The uptick in violence has occurred as Ghani, in office for seven months, has not been able to win approval of a defense minister.
Frustration also is mounting over economic concerns.
In February, the governor of Nangarhar province said embezzlement and fraud were behind a loss of $2.5 million monthly in potential revenue.
In Kabul, residents are equally weary of deteriorating security and a stagnant economy.
On April 6, hundreds of shop owners and bread sellers across the capital closed their doors to protest what they termed an "unprecedented" tax increase.
Farid, 54, who goes by one name, temporarily shut down his tailor shop to express his frustration.
"I can't find the money to pay for bread, but they want to increase my taxes," said Farid, who incurs about $17.50 a day in expenses for his shop.
A tax increase, which for some exceeds 300%, has led Farid to call the Kabul administration a government of thieves.
Though Farid said he had little hope for the government from the start, several other Kabul business owners say they have seen their early beliefs turn into feelings of dejection.
Ahmad, who owns a furniture shop on Chicken Street, an area known for handicrafts and textiles that is frequented by rich Afghans and foreigners, said business has been affected by security and economic concerns.
"I ended last year in debt. Already this year looks to be worse than even that," said Ahmad, 35, who also goes by one name. "All of the foreigners who used to be here either left or now live in compounds, so they have little use for furniture."
Most of the handicrafts and furniture Ahmad sells come from the eastern province of Nuristan, long known for its woodwork and crafts. But the increase in violence in the province led to delays in filling orders.
"So many times, our workers would be in the markets looking for materials or working in their studios when they would find themselves near a bombing, a shooting or some other danger," Ahmad said.
The danger level finally reached the point, he said, that he moved an entire Nuristani family working for him to Jalalabad.
The tax increase, which caused his annual bill to increase to $870 from $173, was an insult, Ahmad said. "We were all hopeful that a new presidency would mean a new beginning, but now we're trapped. We can't go outside due to fear for our safety and we can't buy anything because there is no work."
Ahmad brushes off claims that the composition of the unity government, under which Ghani agreed in a U.S.-brokered deal to make his election rival Abdullah Abdullah chief executive, is to blame for its shortcomings.

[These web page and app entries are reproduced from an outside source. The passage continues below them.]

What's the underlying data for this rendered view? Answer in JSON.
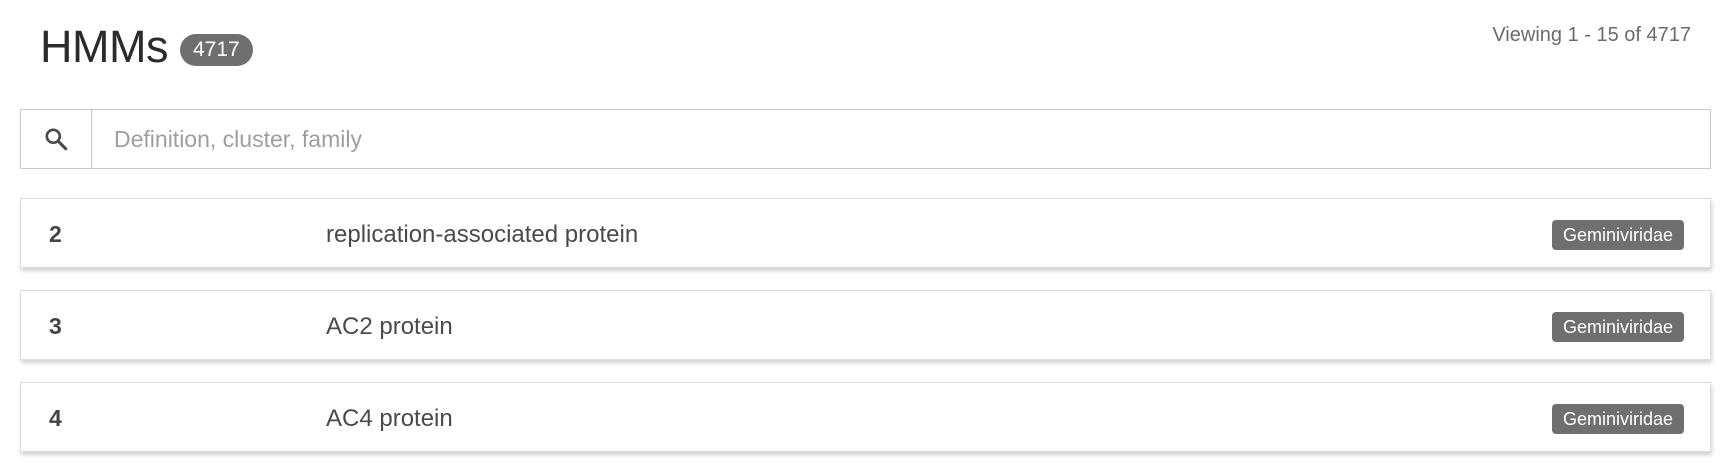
{
  "header": {
    "title": "HMMs",
    "count": "4717",
    "viewing": "Viewing 1 - 15 of 4717"
  },
  "search": {
    "icon": "search-icon",
    "placeholder": "Definition, cluster, family",
    "value": ""
  },
  "rows": [
    {
      "id": "2",
      "definition": "replication-associated protein",
      "family": "Geminiviridae"
    },
    {
      "id": "3",
      "definition": "AC2 protein",
      "family": "Geminiviridae"
    },
    {
      "id": "4",
      "definition": "AC4 protein",
      "family": "Geminiviridae"
    }
  ]
}
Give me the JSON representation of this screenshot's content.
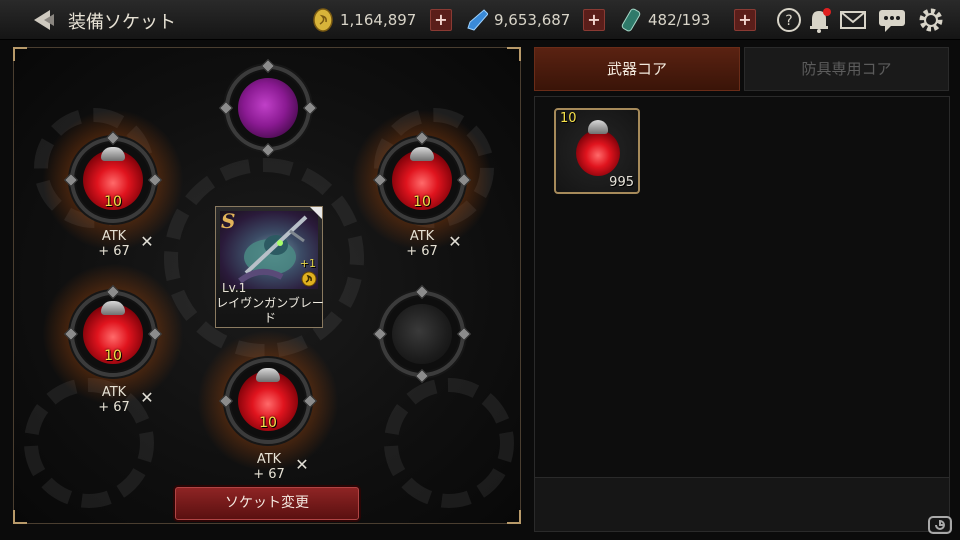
{
  "header": {
    "title": "装備ソケット",
    "gold": "1,164,897",
    "crystal": "9,653,687",
    "stamina": "482/193"
  },
  "tabs": {
    "weapon_core": "武器コア",
    "armor_core": "防具専用コア"
  },
  "sockets": [
    {
      "level": "10",
      "stat_name": "ATK",
      "stat_value": "+ 67"
    },
    {
      "level": "10",
      "stat_name": "ATK",
      "stat_value": "+ 67"
    },
    {
      "level": "10",
      "stat_name": "ATK",
      "stat_value": "+ 67"
    },
    {
      "level": "10",
      "stat_name": "ATK",
      "stat_value": "+ 67"
    }
  ],
  "weapon": {
    "rank": "S",
    "plus": "+1",
    "level": "Lv.1",
    "name": "レイヴンガンブレード"
  },
  "change_button": "ソケット変更",
  "inventory": [
    {
      "level": "10",
      "quantity": "995"
    }
  ],
  "colors": {
    "accent_red": "#8e2424",
    "level_yellow": "#f5e04a",
    "tab_active": "#5a2212"
  }
}
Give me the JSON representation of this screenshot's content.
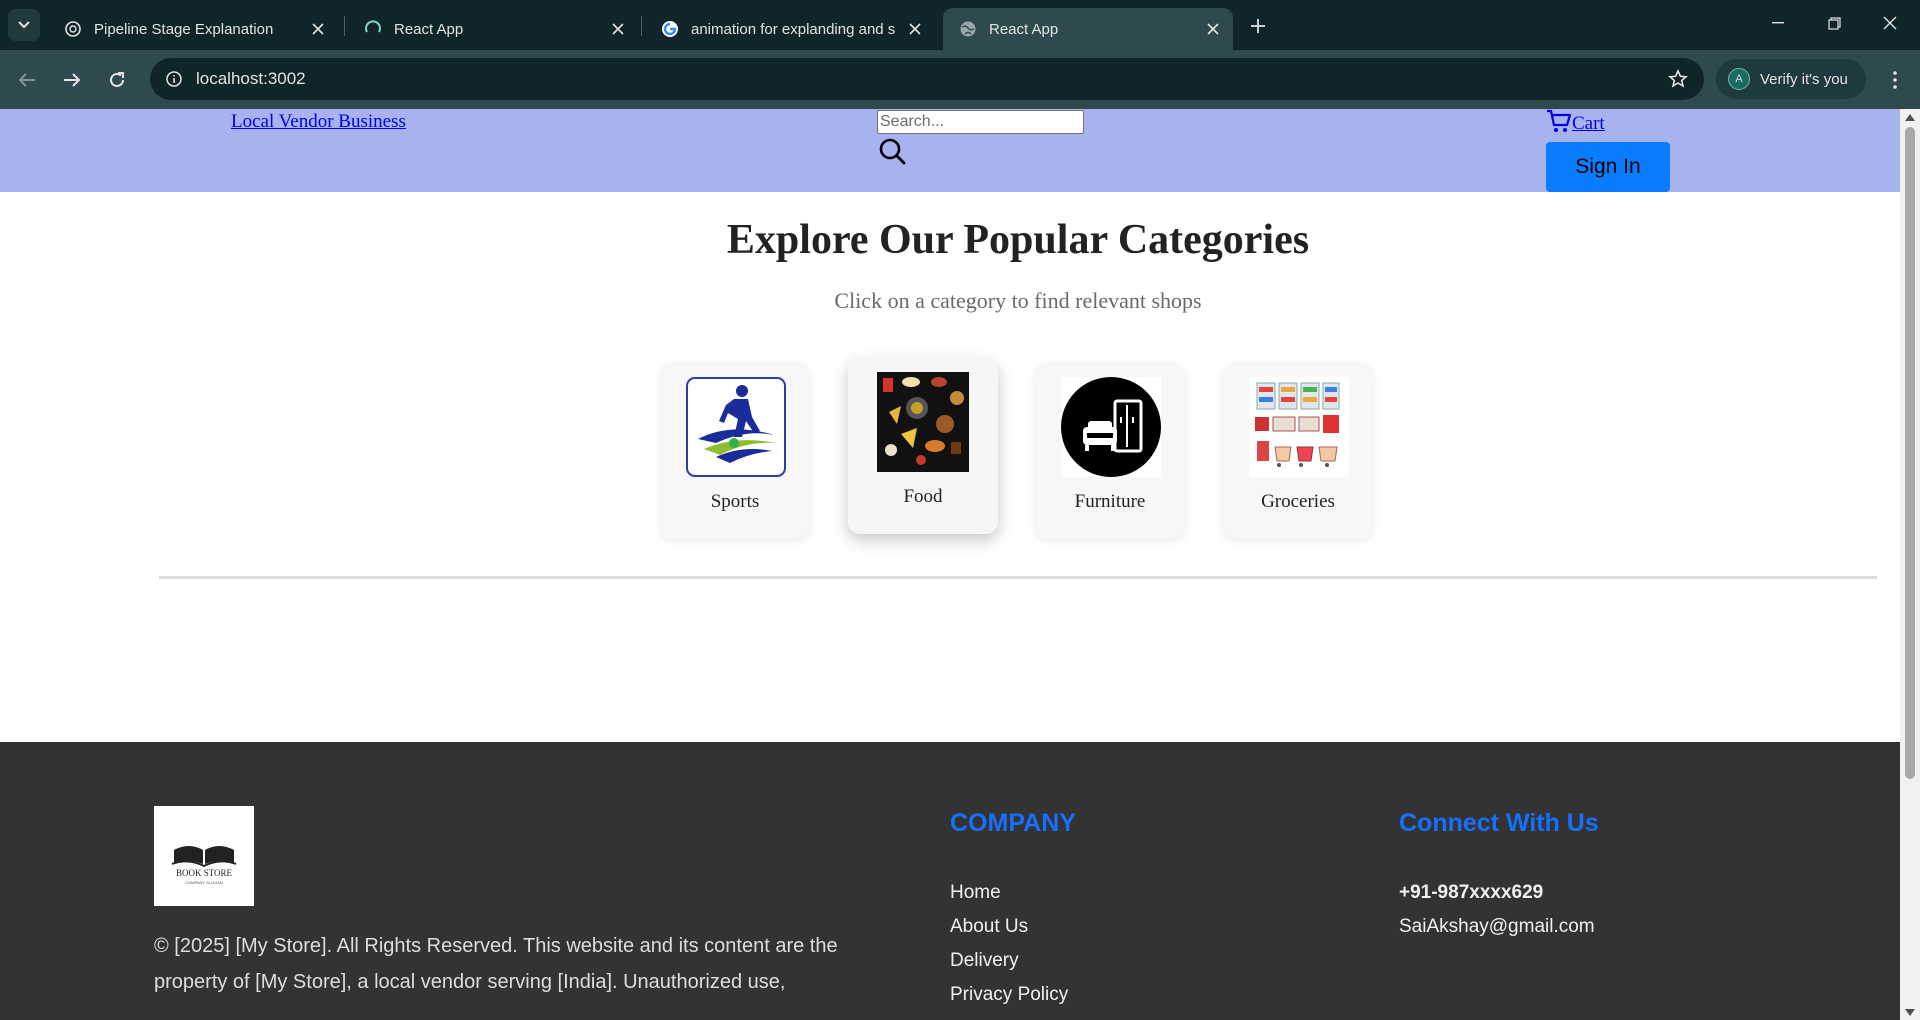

"All it takes is one man," he said. "In a classroom, a professor teaches 30 students at a time. Why can't the president do the same?"
Farid, the tailor, said the government has only further empowered the same corrupt officials as in the past.
"It's always the same 50 or 60 people in different positions. They act like they are the only knowledgeable, capable people in the country."